Human information

A number of studies have examined occupational settings where toluene has been in use, and reported changes in certain genotoxicity parameters. However, equivocal results have been obtained and the inability to control confounding factors such as possible co-exposure to other agents does not allow meaningful conclusions for toluene (EU RAR, 2003). Prolonged exposure to 50 ppm toluene did not induce increased frequencies of sister chromatid exchange in peripheral blood lymphocytes of human volunteers (EU RAR, 2003).

Justification for selection of genetic toxicity endpoint
Available data indicate that the toluene has no significant genotoxicity in bacterial and mammalian systems in vitro and/or in vivo

Justification for classification or non-classification

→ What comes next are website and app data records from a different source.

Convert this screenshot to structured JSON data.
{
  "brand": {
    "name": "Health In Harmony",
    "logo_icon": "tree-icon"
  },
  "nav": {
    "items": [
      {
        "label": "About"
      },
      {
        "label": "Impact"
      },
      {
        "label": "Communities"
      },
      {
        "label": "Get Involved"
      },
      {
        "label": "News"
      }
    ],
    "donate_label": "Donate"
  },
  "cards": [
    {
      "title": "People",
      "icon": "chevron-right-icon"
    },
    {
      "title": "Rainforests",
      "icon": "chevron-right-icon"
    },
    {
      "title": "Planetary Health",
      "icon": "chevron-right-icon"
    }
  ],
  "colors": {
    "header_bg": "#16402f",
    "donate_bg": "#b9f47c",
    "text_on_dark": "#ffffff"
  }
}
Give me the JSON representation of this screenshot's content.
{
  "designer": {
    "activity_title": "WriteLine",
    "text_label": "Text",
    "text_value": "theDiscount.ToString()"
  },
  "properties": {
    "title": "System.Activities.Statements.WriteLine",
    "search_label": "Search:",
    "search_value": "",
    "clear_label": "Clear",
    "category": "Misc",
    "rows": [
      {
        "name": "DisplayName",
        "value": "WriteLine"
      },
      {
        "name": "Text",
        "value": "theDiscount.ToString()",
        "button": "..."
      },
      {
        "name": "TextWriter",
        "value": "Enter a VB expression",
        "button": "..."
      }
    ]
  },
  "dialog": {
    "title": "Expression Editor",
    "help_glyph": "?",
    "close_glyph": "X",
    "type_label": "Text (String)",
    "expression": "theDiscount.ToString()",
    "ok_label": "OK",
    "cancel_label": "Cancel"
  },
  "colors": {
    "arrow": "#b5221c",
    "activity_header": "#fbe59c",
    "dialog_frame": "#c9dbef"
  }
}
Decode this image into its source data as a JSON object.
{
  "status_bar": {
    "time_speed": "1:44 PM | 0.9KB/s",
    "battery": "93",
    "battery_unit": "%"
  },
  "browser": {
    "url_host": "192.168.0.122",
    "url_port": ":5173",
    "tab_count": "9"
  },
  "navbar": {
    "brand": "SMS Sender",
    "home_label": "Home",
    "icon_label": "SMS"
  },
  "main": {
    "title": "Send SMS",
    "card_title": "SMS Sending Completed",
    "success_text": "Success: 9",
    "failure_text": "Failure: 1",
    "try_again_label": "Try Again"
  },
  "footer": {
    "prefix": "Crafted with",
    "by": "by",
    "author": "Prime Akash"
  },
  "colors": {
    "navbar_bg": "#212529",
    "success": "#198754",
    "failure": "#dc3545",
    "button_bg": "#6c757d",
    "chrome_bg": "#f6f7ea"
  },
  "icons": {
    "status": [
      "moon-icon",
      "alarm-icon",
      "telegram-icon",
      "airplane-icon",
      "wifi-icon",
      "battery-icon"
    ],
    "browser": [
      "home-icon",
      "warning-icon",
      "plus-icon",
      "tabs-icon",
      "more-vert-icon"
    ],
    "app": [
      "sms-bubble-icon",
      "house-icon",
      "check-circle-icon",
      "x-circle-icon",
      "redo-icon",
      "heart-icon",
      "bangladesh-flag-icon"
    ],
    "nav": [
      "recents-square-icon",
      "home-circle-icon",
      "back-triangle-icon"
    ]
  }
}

Toluene has shown negative results for mutagenicity both in vitro and in vivo in a range of recognised core assay types. It is concluded that the available data are sufficient and that no classification under GHS / CLP is warranted.